Beefy Boxes and Bandwidth Generously Provided by pair Networks
Clear questions and runnable code
get the best and fastest answer

tar, system() & pipes?

by Anonymous Monk
on Jul 17, 2007 at 20:13 UTC ( #627115=perlquestion: print w/replies, xml ) Need Help??

Anonymous Monk has asked for the wisdom of the Perl Monks concerning the following question:

I'm needed to do further processing on the contents of a tar file. Manually, I'm simply issue:

$ tar txf syssrc.tgz > /tmp/file create a list of directories & files, but doing this programmatically within a Perl script is giving me problems.

If I don't redirect, the following code works:

#!/usr/bin/perl use strict; use warnings; use Readonly; Readonly my $filename => '/tmp/contents'; my $args = 'tf'; eval { die 'incorrect #command-line arguments' unless @ARGV == 1; # add switches based on filetype if ($ARGV[0] =~ /tgz$/) { $args .= 'z'; } # dump tar contents to file if (system('tar', $args, $ARGV[0]) != 0) { if ($? == -1) { die "failed to execute '$!'"; } elsif ($? & 127) { die sprintf 'child process died with signal %d %s', ($? & 127), (($? & 128) ? 'with coredump' : ''); } else { printf "child process exit value:\t%d\n", ($? >> 8); } } }; if ($@) { $@ =~ s/at $0 line \d+\.$//; print "syntax:\t$0 <filename>\n"; print "error:\t$@\n"; } ..but if I change the <b>system()</b> call to: <code> if (system('tar', $args, $ARGV[0], '>', $filename) != 0) {
I get the following warning:
tar: WARNING! These patterns were not matched: > /tmp/contents child process exit value: 1
...and /tmp/file is not created.

Replies are listed 'Best First'.
Re: tar, system() & pipes?
by philcrow (Priest) on Jul 17, 2007 at 20:29 UTC
    If you pass system a list of arguments, they will be passed as command line arguments to the program. Thus '>' is being treated as a command line argument and not as a shell meta-character.

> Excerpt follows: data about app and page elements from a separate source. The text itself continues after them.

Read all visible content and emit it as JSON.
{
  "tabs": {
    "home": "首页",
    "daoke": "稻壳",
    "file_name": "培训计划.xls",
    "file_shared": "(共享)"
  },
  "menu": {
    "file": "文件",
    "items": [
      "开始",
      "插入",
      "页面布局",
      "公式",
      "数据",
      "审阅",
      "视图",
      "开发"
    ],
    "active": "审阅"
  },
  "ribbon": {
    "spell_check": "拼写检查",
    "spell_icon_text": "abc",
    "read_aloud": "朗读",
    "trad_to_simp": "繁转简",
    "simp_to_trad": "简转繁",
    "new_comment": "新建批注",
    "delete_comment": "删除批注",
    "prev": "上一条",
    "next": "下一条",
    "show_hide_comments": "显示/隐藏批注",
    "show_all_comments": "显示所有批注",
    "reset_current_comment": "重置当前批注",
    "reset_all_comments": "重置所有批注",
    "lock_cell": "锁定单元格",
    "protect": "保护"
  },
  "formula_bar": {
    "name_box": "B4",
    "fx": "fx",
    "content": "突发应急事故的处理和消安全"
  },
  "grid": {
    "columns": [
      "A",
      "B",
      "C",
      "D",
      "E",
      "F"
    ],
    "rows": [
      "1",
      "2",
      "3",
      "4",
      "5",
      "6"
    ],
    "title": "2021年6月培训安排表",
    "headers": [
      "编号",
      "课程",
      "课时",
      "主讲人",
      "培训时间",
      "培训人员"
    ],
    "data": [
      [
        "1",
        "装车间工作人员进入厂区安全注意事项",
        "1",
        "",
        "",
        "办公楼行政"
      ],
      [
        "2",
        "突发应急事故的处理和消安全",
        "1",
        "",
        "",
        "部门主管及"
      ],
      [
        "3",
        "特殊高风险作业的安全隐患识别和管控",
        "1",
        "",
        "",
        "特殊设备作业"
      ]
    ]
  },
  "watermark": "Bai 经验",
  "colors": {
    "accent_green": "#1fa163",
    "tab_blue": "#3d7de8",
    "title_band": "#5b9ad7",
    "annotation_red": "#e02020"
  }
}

    The Gantry Web Framework Book is now available.
Re: tar, system() & pipes?
by ikegami (Patriarch) on Jul 17, 2007 at 20:29 UTC

    The > /tmp/file is a *shell* directive, but the shell is not invoked when you use system LIST instead of system EXPR. You're passing > and /tmp/file as arguments to tar, and tar doesn't know what to do with them.

      Thank you for your reply.

      So there isn't a way to spawn piped commands from within a Perl script?

        I think the following is safe on unix platforms:

        my $q_archive = quotemeta($ARGV[0]); my $q_filename = quotemeta($filename); system("tar $args $q_archive > $q_filename")

        It can also be written as

        system("tar $args \Q$ARGV[0]\E > \Q$filename\E")

        quotemeta (called directly or via \Q..\E) will backslash-escape any non-word characters, so the file names can safely contain symbols and spaces.

        If the intention is to read the output file back into your program once tar is finished, you could bypass the filesystem by using a piped-open:

        (See the docs for perlfuncopen and perlopentut)

        # ..................v open TAR, "tar .... |" or die ...; while( <TAR> { ## do stuff with the tar output }

        ## do stuff with the tar output could be as simple as print FILE $_;.

        See also IO::Pipe.

        Examine what is said, not who speaks -- Silence betokens consent -- Love the truth but pardon error.
        "Science is about questioning the status quo. Questioning authority".
        In the absence of evidence, opinion is indistinguishable from prejudice.

Log In?

What's my password?
Create A New User
Domain Nodelet?
Node Status?
node history
Node Type: perlquestion [id://627115]
Approved by FunkyMonk
and the web crawler heard nothing...

How do I use this? | Other CB clients
Other Users?
Others chilling in the Monastery: (4)
As of 2023-02-08 17:17 GMT
Find Nodes?
    Voting Booth?
    I prefer not to run the latest version of Perl because:

    Results (43 votes). Check out past polls.